Graduate students from the University of Texas who hijacked a civilian drone aircraft have demonstrated just how easy it would be to redirect unmanned vehicles -- so-called UAVs that someday may do everything from delivering pizza to our doorstep to tracking stolen cars and aiding law enforcement.
The hijacking was done over White Sands, New Mexico, at the request of the U.S. Department of Homeland Security. Officials with the department wanted to know if the students could actually do it.
They did. The department has been reluctant even to talk about it. And the professor behind the capture has mixed emotions.
"I love the idea that I could have takeout food delivered to my doorstep by a drone," engineering professor Todd Humphreys said in a telephone interview. "I'm a sucker for these kinds of advances, so I'm not against drones. I just want to see this done safely."
If the threat isn't addressed quickly, he fears the years ahead may bring chaos in the skies.
The students fed positioning data to a university-owned drone "about the size of a kitchen table" as it hovered over White Sands, Humphreys said. When the signals from the students matched the signals the drone was receiving from a Global Positioning System satellite, the students were able to substitute their data for the satellite's, thus taking complete control of the drone.
All of this without the drone detecting any signs that it was being hijacked.
The students, led by engineering graduate student Daniel Shepard, built the equipment they used for the hijacking, which is known in the GPS community as "spoofing," for about $1,000. But it wasn't exactly easy, according to Humphreys, who directs the Radionavigation Laboratory on the Austin campus.
"It didn't take expensive equipment, but the software took us four years to develop," he said.
It was possible to hijack the drone, he added, because civilian drones are "inherently insecure." The satellite signals used to guide everything from a GPS system on a cell phone to ships at sea are "unencrypted, open, and unauthenticated."
It should be technically possible to fix that, Humphreys said, but the easiest way – encrypt the signals – would deny GPS to ordinary citizens, or at least make it far less accurate, and "GPS signals have become embedded deeply in our national infrastructure and in our daily lives."
Military drones are protected by encryption, and it would be far more difficult to commandeer a DOD drone, but that's not to say it couldn't happen.
The CIA launched a spy drone over Iran last December, and it disappeared.

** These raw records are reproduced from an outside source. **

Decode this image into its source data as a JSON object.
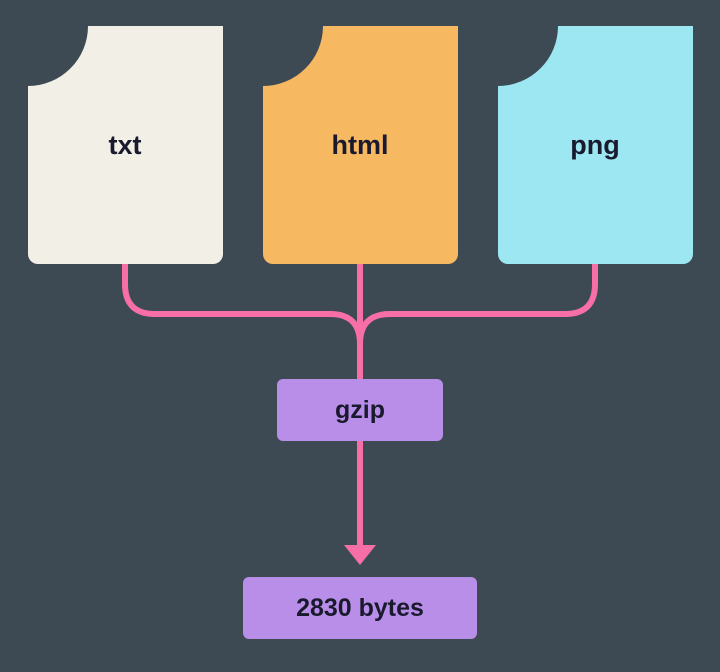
{
  "files": {
    "txt": {
      "label": "txt",
      "color": "#f1efe6"
    },
    "html": {
      "label": "html",
      "color": "#f6b860"
    },
    "png": {
      "label": "png",
      "color": "#9de7f2"
    }
  },
  "process": {
    "label": "gzip"
  },
  "output": {
    "label": "2830 bytes"
  },
  "arrow_color": "#f76fa6"
}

Iranians later claimed they had "spoofed" and recovered the drone, but it is not known whether it had a military, or civilian, guidance system.
"I don't think they would be so unwise as to make that a civilian GPS-based drone, but I can't say for sure," Humphreys said. There has been much speculation among experts in the field, but so far little seems to be known about the CIA fiasco.
Humphreys' team has not attempted to hijack a military drone, and even he doubts they could do it. But civilian drones? That's another matter.
Civilian Drones Becoming More Common
There isn't a lot of time to fix this problem. Congress has mandated that the Federal Aviation Administration come up with the rules to allow civilian drones in U.S. airspace by 2015.
And after that, they could be everywhere.
Before May 2, 2000, GPS satellite signals available to civilian receivers were deliberately "degraded," or made less precise, to avoid their misuse. But on that date, "positioning errors that had been the size of a football field turned into errors the size of a small room," Humphreys wrote in an earlier technical report. Today, an inexpensive system can almost pinpoint the position of the receiver.
And that's just the beginning. The GPS community is all abuzz these days with something called "dots." That's just what it sounds like: a receiver no bigger than a dot. They will be everywhere. You will never have to look for your car keys again.
So any attempt to tame a technology that is that embedded in our society is going to be difficult.
Hackers have demonstrated they will break any code possible, just because it's there. So there will undoubtedly be many attempts "spoof" not only drones, but also any system that depends on GPS to know where it is.
Humphrey's students have shown that it can be done, although their first attempt focused on a relatively stationary drone. Next, they will try the same trick on a moving drone, which will be considerably more difficult, unless it is moving in a straight course. If it's making evasive movements, it will be harder.
Let's see if they succeed. As Humphrey noted, we all could use a wakeup call.